Painkillers are narcotic drugs that are used to treat pain. Painkillers are considered to be Schedule II drugs. This means, unlike Schedule I drugs like heroin, painkillers do have valid medical use while still acknowledging the high chance for abuse. This classification is the reason painkillers can only be prescribed by a medical professional. Common examples of well-known painkillers include morphine, Vicodin, Oxycodone, and codeine.
Painkillers work by altering how the brain and body communicate. When you feel pain, the nerves in the body send messages to the brain. When painkillers are used, they bind to specific opioid receptors in the brain and throughout the body. The presence of the drug on these receptors limits the ability of the brain to receive or send messages about pain and discomfort. Opioids produce feelings of pleasure and euphoria while significantly reducing or eliminating pain.
Why are Painkillers Addictive?
Painkillers are addictive because of how they work in the central nervous system. Painkillers trigger the brain to release specific chemicals called endorphins. Endorphins, sometimes called “feel good” chemicals are responsible for reducing the ability of the brain and body to perceive pain. They also help enhance feelings of pleasure or ecstasy.
When you take painkillers, you feel better, at least until the effects of the medication wear off. As the effects of the drug diminish and pain returns, users begin feeling the urge to use the drugs at more frequent intervals and in higher doses to achieve the “high” they remember from early use.
Symptoms of Addiction to Painkillers to be Aware Of

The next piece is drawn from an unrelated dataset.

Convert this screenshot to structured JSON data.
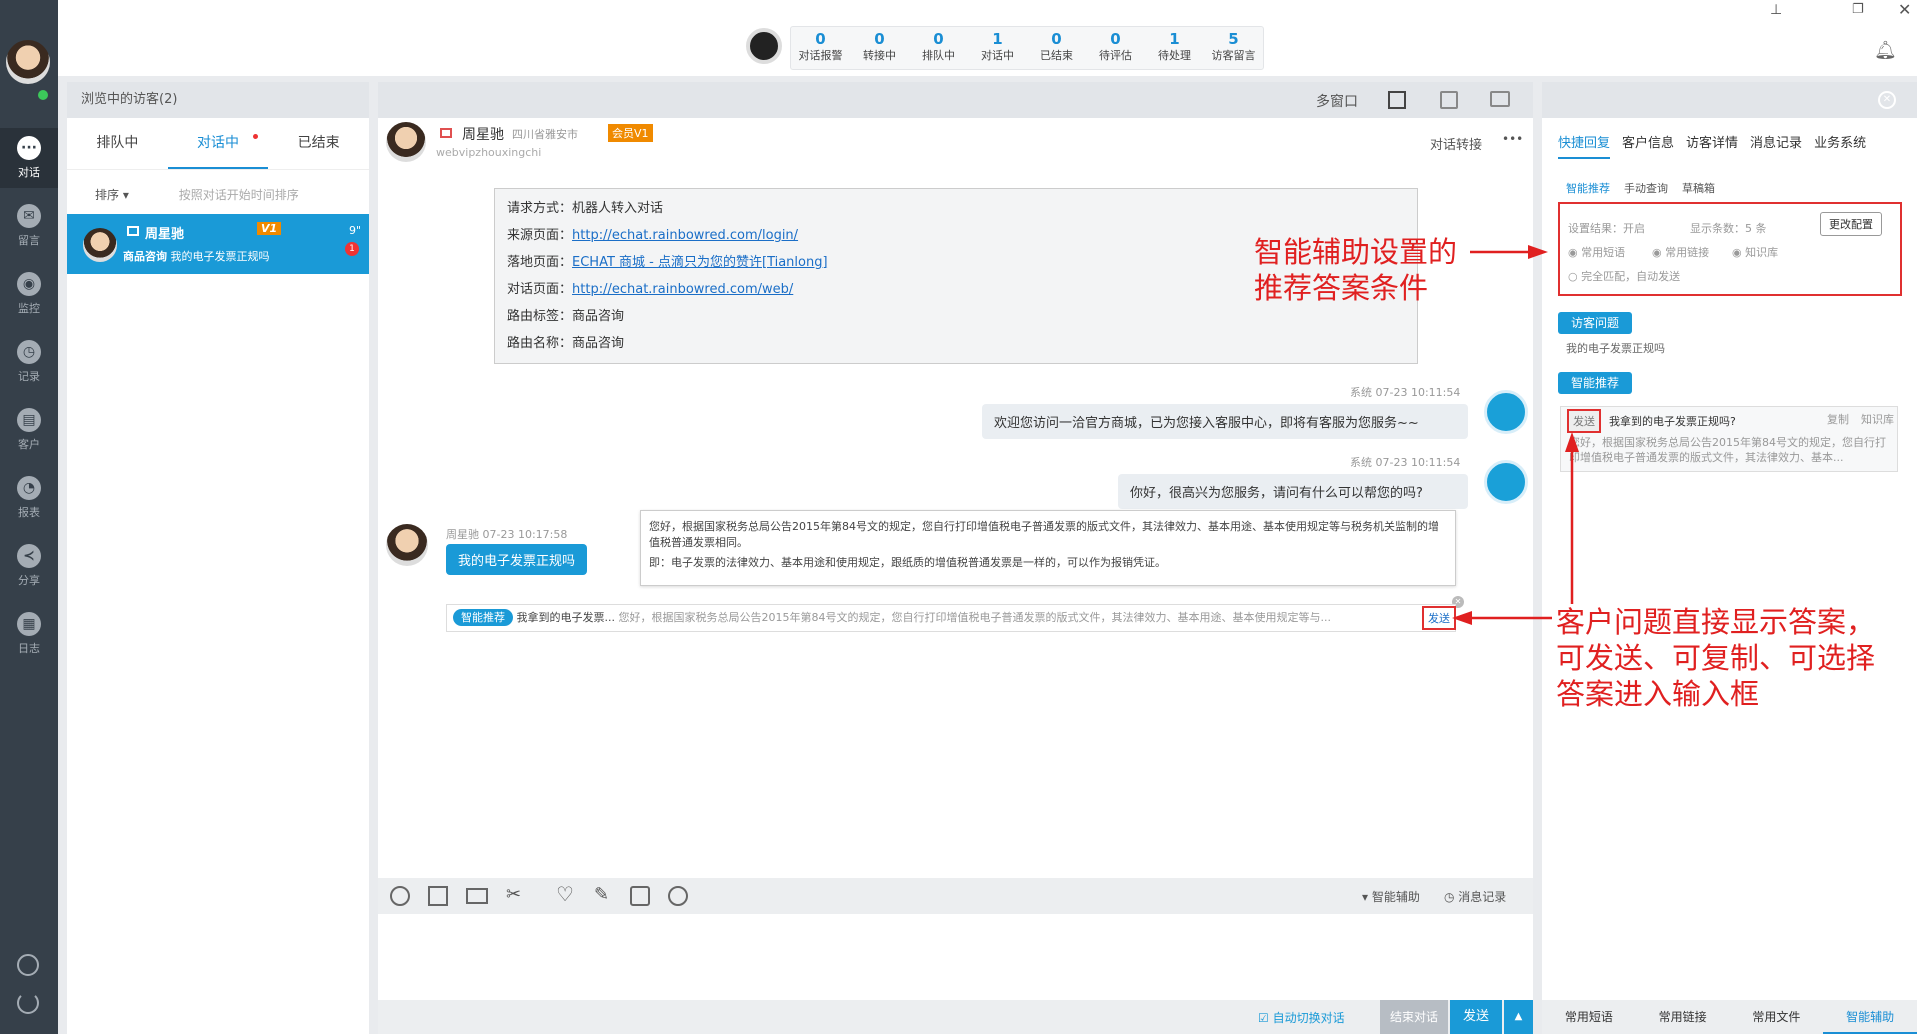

Addiction is a disease that affects everyone differently. Because people experience addiction in unique ways, painkiller addiction symptoms may also look different from person to person. Some of the more common symptoms you may see include anxiety, mood swings, stomach issues, slurred speech, sedation, mood swings, isolation, slowed breathing, and doctor shopping. Some people may experience more severe and potentially life-threatening symptoms, including seizures, coma, and death. It is not uncommon for symptoms of painkiller withdrawal to begin within hours after your last dose. For this reason, it is essential to seek help with painkiller detox.
If you or a loved one struggles with an addiction to painkillers, seeking help from the treatment professionals at Ardmore Recovery provides the safest and most successful way to achieve lasting sobriety. Detoxing from painkillers can be dangerous and, sometimes, life-threatening. Detoxing under professional guidance and supervision ensures your safety as you navigate through the first and most challenging days of your recovery journey. Contact our admissions team today to learn more about how our programs can help you overcome an addiction to painkillers.